Basic Rate Interface (BRI) is most commonly used in residential ISDN connections. It's composed of two bearer (B) channels at 64 Kbps each for a total of 128 Kbps (used for voice and data) and one delta (D) channel at 16 Kbps (used for controlling the B channels and signal transmission). The total bandwidth is up to 144 Kbps.
Primary Rate Interface (PRI) is most commonly used between a PBX (Private Branch Exchange) at the customer's site and the central office of the phone company. It is composed of 23 B channels at 64 Kbps and one D channel at 64 Kbps. The total bandwidth is up to 1,536 Kbps.
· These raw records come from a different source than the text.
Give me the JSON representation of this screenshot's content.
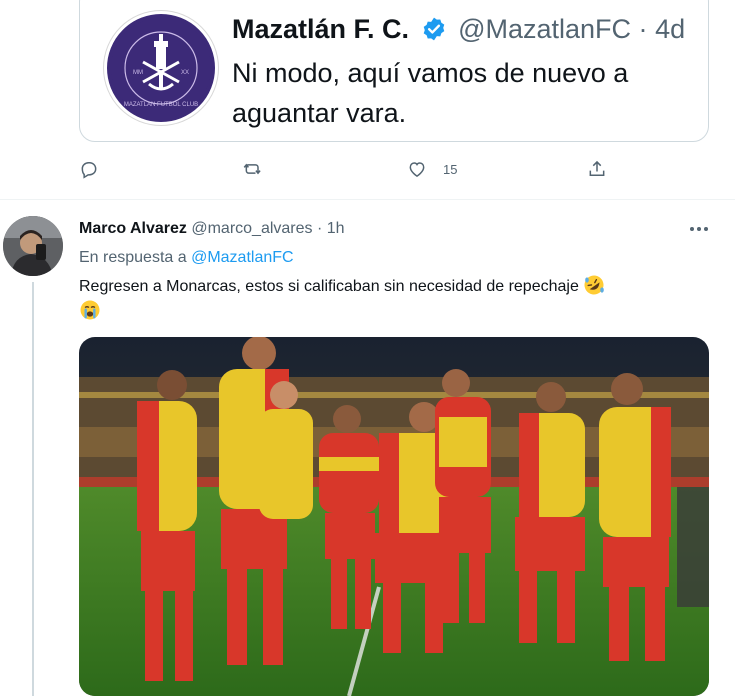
{
  "quoted_tweet": {
    "name": "Mazatlán F. C.",
    "handle": "@MazatlanFC",
    "dot": "·",
    "time": "4d",
    "text": "Ni modo, aquí vamos de nuevo a aguantar vara.",
    "logo_text_top": "MMXX",
    "logo_text_ring": "MAZATLAN FUTBOL CLUB"
  },
  "actions": {
    "reply_count": "",
    "retweet_count": "",
    "like_count": "15",
    "share_count": ""
  },
  "reply_tweet": {
    "name": "Marco Alvarez",
    "handle": "@marco_alvares",
    "dot": "·",
    "time": "1h",
    "replying_prefix": "En respuesta a",
    "replying_handle": "@MazatlanFC",
    "text": "Regresen a Monarcas, estos si calificaban sin necesidad de repechaje",
    "emojis": [
      "rolling-on-floor-laughing",
      "loudly-crying-face"
    ]
  },
  "colors": {
    "accent": "#1d9bf0",
    "secondary_text": "#536471",
    "border": "#cfd9de",
    "club_purple": "#3c2a78"
  }
}
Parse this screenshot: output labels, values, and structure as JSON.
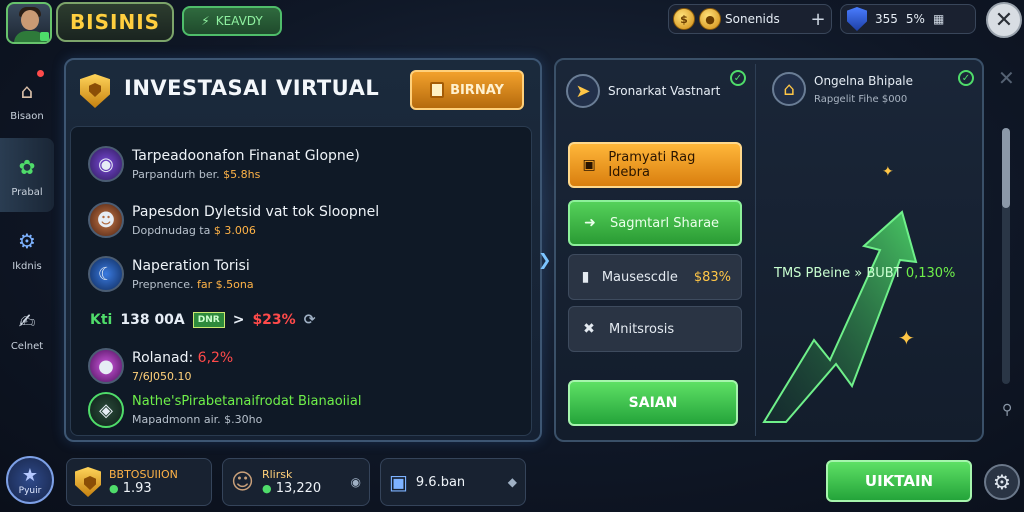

Digital Subscriber Line (DSL) technologies use existing, regular copper phone lines to transmit data. DSL hardware can transmit data using three channels over the same wire. In a typical set up, a user connected through a DSL hookup can send data at 640 Kbps, receive data at 1.5 Mbps, and still carry on a standard phone conversion over one line.
T-Carrier Technology is a digital transmission service used to create point-to-point private networks and to establish direct connections to Internet Service Providers. It uses four wires, one pair to transmit and another to receive.
T-1 lines support data transfer at rates of 1.544 megabits per second. Each T-1 line contains 24 channels. The E1 line is the European counterpart that transmits data at 2.048 Mbps.
T-3 has 672 (64 Kbps) channels, for a total data rate of 44.736 Mbps. The E3 line is the European counterpart that transmits data at 34.368 Mbps.
Cable connections provide access to the Internet through the same coaxial cable that brings cable TV into your home. A signal splitter installed by the cable company isolates the Internet signals from the TV signals. The two-way cable connection is always available and can be very fast. Speeds up to 30 Mbps are claimed to be possible, although speeds in the 1 to 2 Mbps range are more typical.
Unbounded media examples of data transmission:
Narrow band radio, laser, and microwave , transmission can not occur through steel or load bearing walls.
Satellite has a transmission delay of 240 to 300 milliseconds
Terrestrial microwave is commonly used for long distance voice and video transmissions, and for short distance high speed links between buildings.
Laser is resistant to eavesdropping and capable of high transmission rates; susceptible to attenuation and interference.
Spread spectrum radio frequencies are divided into channel or hops.